Is it any good?

Borrowing a tone and approach from The Full Monty, director Tanya Wexler tackles the topic of human sexuality in a coy way that allows her not to show any nudity or say anything vulgar. This approach will make Hysteria appeal to a much wider audience than something more intimate and direct, like Shame, but it also avoids an actual discourse on the topic; it merely suggests that viewers should walk away from the movie feeling good about being more modern and open-minded than the citizens of 1880s were.

HYSTERIA gets most of its humor from the juxtaposition of prudishness and sex, as characters slowly find themselves freed from primitive thinking, and it's easy to laugh along. Though the whole cast is charming, Gyllenhaal's character is the most admirable of the bunch. But she's also the most misplaced, bringing an idea of women's liberation to a time that most certainly wasn't ready for it. In his small supporting role, Everett provides the movie's freest, loosest humor, drolly enjoying his own bad behavior.

Talk to your kids about ...

  • Families can talk about Hysteria's sexuality. At one point a character says something about women "taking back their bodies." Is that what happens? What do women/characters actually learn about sexuality here?

  • By acknowledging sexuality in women of all different ages and shapes, does the movie make a positive statement about body type?

  • Parents, talk to your teens about your own values regarding sex and relationships.

Movie details

Themes & Topics

Browse titles with similar subject matter.

For kids who love romance

Our editors recommend

Common Sense Media's unbiased ratings are created by expert reviewers and aren't influenced by the product's creators or by any of our funders, affiliates, or partners.

See how we rate

About these links

Common Sense Media, a nonprofit organization, earns a small affiliate fee from Amazon or iTunes when you use our links to make a purchase. Thank you for your support.

Read more

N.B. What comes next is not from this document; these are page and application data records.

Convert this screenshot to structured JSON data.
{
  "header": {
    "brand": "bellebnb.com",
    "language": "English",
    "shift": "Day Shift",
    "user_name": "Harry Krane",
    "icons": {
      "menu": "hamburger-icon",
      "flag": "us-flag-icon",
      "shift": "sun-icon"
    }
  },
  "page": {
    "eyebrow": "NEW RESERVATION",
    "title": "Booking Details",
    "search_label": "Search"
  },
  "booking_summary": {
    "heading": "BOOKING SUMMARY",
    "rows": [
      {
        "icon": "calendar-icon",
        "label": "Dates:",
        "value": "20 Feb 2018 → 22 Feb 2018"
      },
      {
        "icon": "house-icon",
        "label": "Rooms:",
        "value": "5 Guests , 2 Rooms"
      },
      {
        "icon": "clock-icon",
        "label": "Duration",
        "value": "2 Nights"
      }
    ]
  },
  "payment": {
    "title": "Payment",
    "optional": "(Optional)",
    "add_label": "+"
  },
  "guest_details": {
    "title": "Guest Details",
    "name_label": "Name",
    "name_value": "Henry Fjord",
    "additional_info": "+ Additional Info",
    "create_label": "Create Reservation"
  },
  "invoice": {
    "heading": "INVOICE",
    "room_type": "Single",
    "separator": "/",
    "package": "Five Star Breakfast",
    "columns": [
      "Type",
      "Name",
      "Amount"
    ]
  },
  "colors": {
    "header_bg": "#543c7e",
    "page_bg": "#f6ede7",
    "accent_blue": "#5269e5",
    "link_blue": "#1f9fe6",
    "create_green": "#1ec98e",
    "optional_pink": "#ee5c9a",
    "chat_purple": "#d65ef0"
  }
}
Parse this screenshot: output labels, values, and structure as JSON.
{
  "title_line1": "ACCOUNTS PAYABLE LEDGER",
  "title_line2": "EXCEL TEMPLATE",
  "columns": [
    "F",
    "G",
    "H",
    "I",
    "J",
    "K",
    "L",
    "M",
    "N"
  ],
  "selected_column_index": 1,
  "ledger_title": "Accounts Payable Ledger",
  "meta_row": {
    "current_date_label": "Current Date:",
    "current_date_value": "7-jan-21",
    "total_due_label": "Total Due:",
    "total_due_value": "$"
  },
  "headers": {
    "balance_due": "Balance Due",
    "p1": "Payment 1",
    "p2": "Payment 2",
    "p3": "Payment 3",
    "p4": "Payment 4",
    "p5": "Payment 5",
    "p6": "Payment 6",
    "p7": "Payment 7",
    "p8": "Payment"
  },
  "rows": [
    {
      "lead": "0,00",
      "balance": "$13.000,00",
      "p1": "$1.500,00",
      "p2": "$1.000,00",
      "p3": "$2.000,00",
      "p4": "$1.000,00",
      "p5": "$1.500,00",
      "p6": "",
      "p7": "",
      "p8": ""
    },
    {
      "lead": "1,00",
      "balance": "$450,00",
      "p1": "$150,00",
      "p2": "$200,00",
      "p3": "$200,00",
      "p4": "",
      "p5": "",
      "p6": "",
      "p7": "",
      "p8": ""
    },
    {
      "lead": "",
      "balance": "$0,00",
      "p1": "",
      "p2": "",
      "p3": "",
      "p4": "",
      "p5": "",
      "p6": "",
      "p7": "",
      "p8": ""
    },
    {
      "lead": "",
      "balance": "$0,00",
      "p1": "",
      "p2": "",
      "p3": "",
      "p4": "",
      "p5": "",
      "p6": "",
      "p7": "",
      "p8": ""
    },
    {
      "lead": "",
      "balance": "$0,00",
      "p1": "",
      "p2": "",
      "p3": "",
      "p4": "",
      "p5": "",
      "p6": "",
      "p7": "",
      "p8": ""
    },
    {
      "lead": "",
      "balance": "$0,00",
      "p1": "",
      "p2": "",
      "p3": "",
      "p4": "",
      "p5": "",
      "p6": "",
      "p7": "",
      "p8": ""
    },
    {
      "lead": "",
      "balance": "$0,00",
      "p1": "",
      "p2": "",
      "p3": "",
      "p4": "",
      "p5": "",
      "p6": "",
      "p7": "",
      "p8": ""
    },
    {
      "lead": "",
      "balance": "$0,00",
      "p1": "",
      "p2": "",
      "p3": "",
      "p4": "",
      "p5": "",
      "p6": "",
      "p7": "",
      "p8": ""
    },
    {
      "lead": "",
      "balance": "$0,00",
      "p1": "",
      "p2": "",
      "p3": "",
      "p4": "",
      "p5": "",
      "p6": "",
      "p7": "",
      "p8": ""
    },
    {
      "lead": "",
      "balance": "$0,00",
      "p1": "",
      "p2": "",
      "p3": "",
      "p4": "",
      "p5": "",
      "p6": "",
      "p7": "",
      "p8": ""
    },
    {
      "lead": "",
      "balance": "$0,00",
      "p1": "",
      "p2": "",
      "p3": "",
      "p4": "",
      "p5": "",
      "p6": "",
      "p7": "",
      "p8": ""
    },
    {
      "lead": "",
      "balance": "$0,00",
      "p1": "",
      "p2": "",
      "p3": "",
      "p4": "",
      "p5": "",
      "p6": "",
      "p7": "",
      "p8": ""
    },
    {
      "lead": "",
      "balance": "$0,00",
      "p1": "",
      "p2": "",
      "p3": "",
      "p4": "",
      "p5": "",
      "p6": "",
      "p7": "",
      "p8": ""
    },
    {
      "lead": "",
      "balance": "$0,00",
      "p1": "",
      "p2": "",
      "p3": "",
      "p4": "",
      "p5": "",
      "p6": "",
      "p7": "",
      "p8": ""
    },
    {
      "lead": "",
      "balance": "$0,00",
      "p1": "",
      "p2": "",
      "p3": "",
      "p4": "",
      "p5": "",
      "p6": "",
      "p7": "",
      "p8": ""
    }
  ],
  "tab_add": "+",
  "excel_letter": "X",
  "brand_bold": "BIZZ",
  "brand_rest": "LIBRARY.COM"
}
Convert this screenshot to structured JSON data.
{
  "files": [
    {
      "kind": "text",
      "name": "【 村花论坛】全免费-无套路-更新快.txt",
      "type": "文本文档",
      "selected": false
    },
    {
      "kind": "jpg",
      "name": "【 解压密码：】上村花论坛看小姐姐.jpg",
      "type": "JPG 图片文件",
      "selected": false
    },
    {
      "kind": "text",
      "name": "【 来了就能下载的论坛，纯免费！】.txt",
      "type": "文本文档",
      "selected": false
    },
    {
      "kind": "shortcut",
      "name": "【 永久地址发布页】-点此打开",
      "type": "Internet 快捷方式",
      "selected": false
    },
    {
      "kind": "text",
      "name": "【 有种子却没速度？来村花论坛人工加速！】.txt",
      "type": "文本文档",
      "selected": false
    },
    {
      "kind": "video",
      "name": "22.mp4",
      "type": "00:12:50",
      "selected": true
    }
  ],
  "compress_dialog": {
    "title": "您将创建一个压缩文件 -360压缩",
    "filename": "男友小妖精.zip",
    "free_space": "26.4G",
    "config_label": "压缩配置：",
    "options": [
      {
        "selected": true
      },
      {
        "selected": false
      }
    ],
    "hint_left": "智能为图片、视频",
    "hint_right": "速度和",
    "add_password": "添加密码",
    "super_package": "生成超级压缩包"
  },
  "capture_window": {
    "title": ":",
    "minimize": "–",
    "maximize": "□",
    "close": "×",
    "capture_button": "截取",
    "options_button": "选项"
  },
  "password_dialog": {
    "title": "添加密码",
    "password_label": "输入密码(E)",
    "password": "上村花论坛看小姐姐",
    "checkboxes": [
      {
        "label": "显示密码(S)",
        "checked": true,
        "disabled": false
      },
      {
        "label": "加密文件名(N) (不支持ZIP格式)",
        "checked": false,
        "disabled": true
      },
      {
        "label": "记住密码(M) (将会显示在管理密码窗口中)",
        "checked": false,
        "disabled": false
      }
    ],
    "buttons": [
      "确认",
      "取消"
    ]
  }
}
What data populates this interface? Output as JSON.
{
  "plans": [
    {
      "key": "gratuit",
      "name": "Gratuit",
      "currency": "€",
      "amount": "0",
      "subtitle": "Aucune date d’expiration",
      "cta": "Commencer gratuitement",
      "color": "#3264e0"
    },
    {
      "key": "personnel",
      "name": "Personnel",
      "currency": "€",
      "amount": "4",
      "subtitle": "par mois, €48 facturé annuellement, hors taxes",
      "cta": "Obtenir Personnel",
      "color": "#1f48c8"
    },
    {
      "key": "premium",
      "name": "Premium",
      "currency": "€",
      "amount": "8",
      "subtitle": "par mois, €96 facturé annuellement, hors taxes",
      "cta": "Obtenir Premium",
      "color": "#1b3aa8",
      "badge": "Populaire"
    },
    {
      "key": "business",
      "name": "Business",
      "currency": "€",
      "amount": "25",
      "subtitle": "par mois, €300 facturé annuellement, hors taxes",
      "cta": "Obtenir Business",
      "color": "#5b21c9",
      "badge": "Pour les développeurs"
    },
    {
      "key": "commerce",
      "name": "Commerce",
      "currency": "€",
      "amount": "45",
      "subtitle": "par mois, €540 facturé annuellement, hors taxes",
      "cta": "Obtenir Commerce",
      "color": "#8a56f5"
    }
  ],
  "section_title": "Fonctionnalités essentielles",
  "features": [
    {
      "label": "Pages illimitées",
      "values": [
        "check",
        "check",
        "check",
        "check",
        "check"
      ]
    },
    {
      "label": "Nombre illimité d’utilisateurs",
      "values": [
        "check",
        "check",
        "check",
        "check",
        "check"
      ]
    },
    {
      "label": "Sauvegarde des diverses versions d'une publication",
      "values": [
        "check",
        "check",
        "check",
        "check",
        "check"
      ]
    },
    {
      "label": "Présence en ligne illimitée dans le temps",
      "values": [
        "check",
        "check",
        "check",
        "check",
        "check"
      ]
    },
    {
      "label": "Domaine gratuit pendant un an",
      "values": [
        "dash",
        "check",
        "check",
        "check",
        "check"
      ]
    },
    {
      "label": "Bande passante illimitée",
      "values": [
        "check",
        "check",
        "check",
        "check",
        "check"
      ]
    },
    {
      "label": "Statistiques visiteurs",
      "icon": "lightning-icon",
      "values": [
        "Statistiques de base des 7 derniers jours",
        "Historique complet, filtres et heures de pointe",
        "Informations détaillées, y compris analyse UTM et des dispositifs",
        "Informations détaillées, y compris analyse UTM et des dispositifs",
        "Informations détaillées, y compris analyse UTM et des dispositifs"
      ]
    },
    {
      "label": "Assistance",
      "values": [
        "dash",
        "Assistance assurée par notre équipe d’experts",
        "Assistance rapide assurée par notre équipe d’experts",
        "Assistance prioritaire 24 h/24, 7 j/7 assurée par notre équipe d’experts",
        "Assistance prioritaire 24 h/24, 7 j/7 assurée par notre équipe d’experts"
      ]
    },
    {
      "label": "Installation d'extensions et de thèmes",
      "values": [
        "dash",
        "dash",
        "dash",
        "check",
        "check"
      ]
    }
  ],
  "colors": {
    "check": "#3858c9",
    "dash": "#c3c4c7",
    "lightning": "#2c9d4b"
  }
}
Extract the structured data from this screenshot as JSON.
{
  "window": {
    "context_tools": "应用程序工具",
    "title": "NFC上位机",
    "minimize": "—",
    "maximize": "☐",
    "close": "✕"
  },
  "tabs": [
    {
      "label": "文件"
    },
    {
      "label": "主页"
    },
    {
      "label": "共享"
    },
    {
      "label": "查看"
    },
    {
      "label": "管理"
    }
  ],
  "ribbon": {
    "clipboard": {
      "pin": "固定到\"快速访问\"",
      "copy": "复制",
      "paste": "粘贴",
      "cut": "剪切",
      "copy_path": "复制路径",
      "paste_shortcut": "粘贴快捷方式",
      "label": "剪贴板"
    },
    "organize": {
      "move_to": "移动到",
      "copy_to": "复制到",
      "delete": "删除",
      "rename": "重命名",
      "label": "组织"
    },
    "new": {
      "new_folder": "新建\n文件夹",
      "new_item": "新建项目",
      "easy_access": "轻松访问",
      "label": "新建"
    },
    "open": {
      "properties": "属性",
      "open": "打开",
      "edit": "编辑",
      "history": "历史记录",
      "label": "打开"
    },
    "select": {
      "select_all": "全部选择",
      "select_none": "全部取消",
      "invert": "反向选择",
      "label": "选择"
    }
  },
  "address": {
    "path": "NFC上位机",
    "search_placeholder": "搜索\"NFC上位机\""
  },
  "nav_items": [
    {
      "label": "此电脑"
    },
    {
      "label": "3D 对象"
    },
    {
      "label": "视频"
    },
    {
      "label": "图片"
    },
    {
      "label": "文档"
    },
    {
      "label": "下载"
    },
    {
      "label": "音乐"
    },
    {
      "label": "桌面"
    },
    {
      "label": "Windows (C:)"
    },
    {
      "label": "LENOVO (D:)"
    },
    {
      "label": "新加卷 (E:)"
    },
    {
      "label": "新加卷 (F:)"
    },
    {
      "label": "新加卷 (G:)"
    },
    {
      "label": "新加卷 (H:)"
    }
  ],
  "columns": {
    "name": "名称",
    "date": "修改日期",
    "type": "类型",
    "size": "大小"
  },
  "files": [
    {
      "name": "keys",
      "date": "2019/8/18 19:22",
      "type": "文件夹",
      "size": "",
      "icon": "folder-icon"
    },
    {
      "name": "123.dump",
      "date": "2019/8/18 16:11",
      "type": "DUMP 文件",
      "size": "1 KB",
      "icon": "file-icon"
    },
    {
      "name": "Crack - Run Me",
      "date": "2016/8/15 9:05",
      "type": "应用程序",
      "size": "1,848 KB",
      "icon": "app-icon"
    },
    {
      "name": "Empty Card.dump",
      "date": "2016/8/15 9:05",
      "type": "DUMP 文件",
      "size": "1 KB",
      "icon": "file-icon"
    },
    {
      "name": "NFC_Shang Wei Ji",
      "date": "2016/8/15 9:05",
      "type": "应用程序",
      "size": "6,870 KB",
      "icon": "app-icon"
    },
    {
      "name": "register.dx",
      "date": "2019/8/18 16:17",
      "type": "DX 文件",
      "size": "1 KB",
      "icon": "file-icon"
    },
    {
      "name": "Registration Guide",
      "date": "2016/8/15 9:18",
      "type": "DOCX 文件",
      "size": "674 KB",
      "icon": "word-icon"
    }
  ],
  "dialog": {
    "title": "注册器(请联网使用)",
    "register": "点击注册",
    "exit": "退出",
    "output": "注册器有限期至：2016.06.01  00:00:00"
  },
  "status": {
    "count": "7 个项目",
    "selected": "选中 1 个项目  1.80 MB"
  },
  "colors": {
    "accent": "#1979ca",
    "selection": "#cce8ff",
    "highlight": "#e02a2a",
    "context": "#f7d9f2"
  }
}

Our ratings are based on child development best practices. We display the minimum age for which content is developmentally appropriate. The star rating reflects overall quality and learning potential.

Learn how we rate